►
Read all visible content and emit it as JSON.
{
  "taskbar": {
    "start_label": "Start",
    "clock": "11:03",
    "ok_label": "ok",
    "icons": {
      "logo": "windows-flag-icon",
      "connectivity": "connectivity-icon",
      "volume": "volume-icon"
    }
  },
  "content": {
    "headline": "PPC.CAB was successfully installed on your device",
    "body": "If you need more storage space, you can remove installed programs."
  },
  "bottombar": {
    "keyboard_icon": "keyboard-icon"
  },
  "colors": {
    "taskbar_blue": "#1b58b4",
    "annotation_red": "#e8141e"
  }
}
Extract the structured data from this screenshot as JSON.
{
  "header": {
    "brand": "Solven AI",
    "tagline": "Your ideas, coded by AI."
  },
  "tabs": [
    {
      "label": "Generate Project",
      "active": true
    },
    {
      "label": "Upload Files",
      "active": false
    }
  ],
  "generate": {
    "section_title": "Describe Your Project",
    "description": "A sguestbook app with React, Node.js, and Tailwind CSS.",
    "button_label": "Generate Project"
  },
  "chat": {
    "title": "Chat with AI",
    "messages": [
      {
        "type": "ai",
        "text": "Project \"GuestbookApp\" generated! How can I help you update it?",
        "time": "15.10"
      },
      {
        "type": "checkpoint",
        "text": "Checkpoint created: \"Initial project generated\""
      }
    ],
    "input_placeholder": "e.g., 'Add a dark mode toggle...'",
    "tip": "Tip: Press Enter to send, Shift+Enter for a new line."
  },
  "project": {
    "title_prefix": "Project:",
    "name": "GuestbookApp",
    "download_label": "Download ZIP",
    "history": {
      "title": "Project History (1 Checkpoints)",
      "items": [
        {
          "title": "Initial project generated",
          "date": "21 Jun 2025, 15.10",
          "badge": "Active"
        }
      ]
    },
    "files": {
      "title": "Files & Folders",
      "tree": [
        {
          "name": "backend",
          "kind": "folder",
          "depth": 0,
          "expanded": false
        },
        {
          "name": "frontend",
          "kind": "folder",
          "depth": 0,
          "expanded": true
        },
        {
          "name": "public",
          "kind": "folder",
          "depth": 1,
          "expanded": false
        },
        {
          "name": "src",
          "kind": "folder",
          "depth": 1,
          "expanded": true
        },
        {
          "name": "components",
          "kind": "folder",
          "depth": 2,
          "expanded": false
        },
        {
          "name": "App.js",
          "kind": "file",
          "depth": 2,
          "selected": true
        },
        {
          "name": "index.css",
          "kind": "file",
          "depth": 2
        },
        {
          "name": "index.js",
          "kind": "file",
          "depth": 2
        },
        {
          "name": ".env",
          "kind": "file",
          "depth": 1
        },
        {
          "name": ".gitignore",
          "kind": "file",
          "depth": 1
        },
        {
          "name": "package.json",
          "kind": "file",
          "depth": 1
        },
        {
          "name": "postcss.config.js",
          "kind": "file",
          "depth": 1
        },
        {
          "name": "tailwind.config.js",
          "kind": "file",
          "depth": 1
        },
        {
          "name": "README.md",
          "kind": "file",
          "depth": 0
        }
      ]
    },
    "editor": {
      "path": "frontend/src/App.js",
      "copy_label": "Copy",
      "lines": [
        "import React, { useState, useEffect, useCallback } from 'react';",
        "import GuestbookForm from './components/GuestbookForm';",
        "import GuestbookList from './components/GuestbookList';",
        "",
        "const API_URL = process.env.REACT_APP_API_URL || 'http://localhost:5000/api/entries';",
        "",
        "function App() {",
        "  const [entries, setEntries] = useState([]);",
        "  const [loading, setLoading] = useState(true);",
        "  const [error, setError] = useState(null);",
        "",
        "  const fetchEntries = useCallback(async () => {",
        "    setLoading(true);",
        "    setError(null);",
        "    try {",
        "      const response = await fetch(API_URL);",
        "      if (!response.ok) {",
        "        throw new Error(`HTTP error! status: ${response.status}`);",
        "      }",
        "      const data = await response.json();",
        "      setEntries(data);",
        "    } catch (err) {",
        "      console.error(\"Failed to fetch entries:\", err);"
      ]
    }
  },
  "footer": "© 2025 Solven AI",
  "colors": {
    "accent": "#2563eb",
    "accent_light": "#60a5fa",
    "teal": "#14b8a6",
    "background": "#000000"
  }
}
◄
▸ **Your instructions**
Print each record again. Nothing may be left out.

▸ **The completed task**
Read all visible content and emit it as JSON.
{
  "taskbar": {
    "start_label": "Start",
    "clock": "11:03",
    "ok_label": "ok",
    "icons": {
      "logo": "windows-flag-icon",
      "connectivity": "connectivity-icon",
      "volume": "volume-icon"
    }
  },
  "content": {
    "headline": "PPC.CAB was successfully installed on your device",
    "body": "If you need more storage space, you can remove installed programs."
  },
  "bottombar": {
    "keyboard_icon": "keyboard-icon"
  },
  "colors": {
    "taskbar_blue": "#1b58b4",
    "annotation_red": "#e8141e"
  }
}
Extract the structured data from this screenshot as JSON.
{
  "header": {
    "brand": "Solven AI",
    "tagline": "Your ideas, coded by AI."
  },
  "tabs": [
    {
      "label": "Generate Project",
      "active": true
    },
    {
      "label": "Upload Files",
      "active": false
    }
  ],
  "generate": {
    "section_title": "Describe Your Project",
    "description": "A sguestbook app with React, Node.js, and Tailwind CSS.",
    "button_label": "Generate Project"
  },
  "chat": {
    "title": "Chat with AI",
    "messages": [
      {
        "type": "ai",
        "text": "Project \"GuestbookApp\" generated! How can I help you update it?",
        "time": "15.10"
      },
      {
        "type": "checkpoint",
        "text": "Checkpoint created: \"Initial project generated\""
      }
    ],
    "input_placeholder": "e.g., 'Add a dark mode toggle...'",
    "tip": "Tip: Press Enter to send, Shift+Enter for a new line."
  },
  "project": {
    "title_prefix": "Project:",
    "name": "GuestbookApp",
    "download_label": "Download ZIP",
    "history": {
      "title": "Project History (1 Checkpoints)",
      "items": [
        {
          "title": "Initial project generated",
          "date": "21 Jun 2025, 15.10",
          "badge": "Active"
        }
      ]
    },
    "files": {
      "title": "Files & Folders",
      "tree": [
        {
          "name": "backend",
          "kind": "folder",
          "depth": 0,
          "expanded": false
        },
        {
          "name": "frontend",
          "kind": "folder",
          "depth": 0,
          "expanded": true
        },
        {
          "name": "public",
          "kind": "folder",
          "depth": 1,
          "expanded": false
        },
        {
          "name": "src",
          "kind": "folder",
          "depth": 1,
          "expanded": true
        },
        {
          "name": "components",
          "kind": "folder",
          "depth": 2,
          "expanded": false
        },
        {
          "name": "App.js",
          "kind": "file",
          "depth": 2,
          "selected": true
        },
        {
          "name": "index.css",
          "kind": "file",
          "depth": 2
        },
        {
          "name": "index.js",
          "kind": "file",
          "depth": 2
        },
        {
          "name": ".env",
          "kind": "file",
          "depth": 1
        },
        {
          "name": ".gitignore",
          "kind": "file",
          "depth": 1
        },
        {
          "name": "package.json",
          "kind": "file",
          "depth": 1
        },
        {
          "name": "postcss.config.js",
          "kind": "file",
          "depth": 1
        },
        {
          "name": "tailwind.config.js",
          "kind": "file",
          "depth": 1
        },
        {
          "name": "README.md",
          "kind": "file",
          "depth": 0
        }
      ]
    },
    "editor": {
      "path": "frontend/src/App.js",
      "copy_label": "Copy",
      "lines": [
        "import React, { useState, useEffect, useCallback } from 'react';",
        "import GuestbookForm from './components/GuestbookForm';",
        "import GuestbookList from './components/GuestbookList';",
        "",
        "const API_URL = process.env.REACT_APP_API_URL || 'http://localhost:5000/api/entries';",
        "",
        "function App() {",
        "  const [entries, setEntries] = useState([]);",
        "  const [loading, setLoading] = useState(true);",
        "  const [error, setError] = useState(null);",
        "",
        "  const fetchEntries = useCallback(async () => {",
        "    setLoading(true);",
        "    setError(null);",
        "    try {",
        "      const response = await fetch(API_URL);",
        "      if (!response.ok) {",
        "        throw new Error(`HTTP error! status: ${response.status}`);",
        "      }",
        "      const data = await response.json();",
        "      setEntries(data);",
        "    } catch (err) {",
        "      console.error(\"Failed to fetch entries:\", err);"
      ]
    }
  },
  "footer": "© 2025 Solven AI",
  "colors": {
    "accent": "#2563eb",
    "accent_light": "#60a5fa",
    "teal": "#14b8a6",
    "background": "#000000"
  }
}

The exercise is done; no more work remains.